The Games were discontinued in the mid-1980s, largely because, according to Johnson's 1983 interview with the New York Times, the Games could no longer afford to bring in major athletes and ensure media coverage, as civil rights was no longer a ''vogue'' issue. Over their span, the Games served as the stage for several U.S. and world records. Beyond that, they served as a fundraiser to the Southern Christian Leadership Conference, and as a tribute to the legacy of Dr. Martin Luther King Jr. 

Of course, the rise and fall of the Games should also be understood in the context of the African American Civil Rights Movement, and the role that Black athletes have historically played to combat racial inequality. According to Harry Edwards, a Professor Emeritus in the Department of Sociology at University of California, Berkeley, who also organized a boycott for Black athletes of the 1968 Olympic Games in Mexico City to spur action on racial inequality (the Olympic Project for Human Rights), contemporary athlete-activists draw from a playbook inherited from MLK Jr., who in turn refined his civil rights strategies with lessons learned from athletes like Jackie Robinson and Muhammad Ali. 

“There’s a direct connection between the rise of Dr. King and athletes battling segregation and injustice in sport,” Edwards maintained in a 2018 interview with Toronto Star reporter Morgan Campbell. “Dr. King understood that there was not just a similar political interest, but an organic relationship between what he was trying to get done and what was happening (in sport) going all the way back to Jackie Robinson, and before. This is why he endorsed the OPHR and why he was critically important to us.” According to Edwards, King’s message informs the activism of contemporary athletes such as Colin Kaepernick and LeBron James, who are aware of their economic clout and willing to leverage it to fight racism.

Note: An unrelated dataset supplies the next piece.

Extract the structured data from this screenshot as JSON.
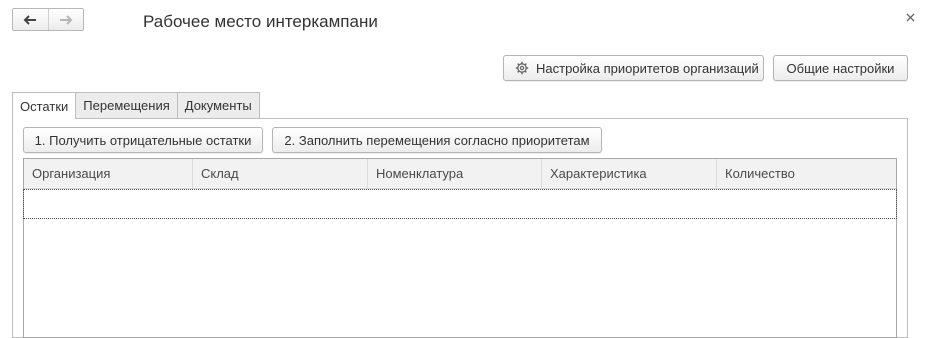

Viewed through this lens, the development, history, and discontinuation of the Games would seem to be especially relevant today: after a national election in which Black communities were broadly targeted for disenfranchisement; on the heels of a recent Capitol insurrection tied to white supremacy groups, which called additional attention to the disparity in police response to the peaceful protests of the Black Lives Matter movement; and as Black community members continue to experience the life-threatening racial injustices, inequities, and deep structural divides of "The Other America" that MLK Jr. identified during his 1967 speech in Stanford’s Memorial Auditorium.

The Stanford University Archives collects, preserves, and provides access to content in any format that documents the history of the university, in support of teaching, learning, and research at Stanford and beyond. Please contact us if you would like to discuss sharing your materials with us, or if you have any questions about using the collections.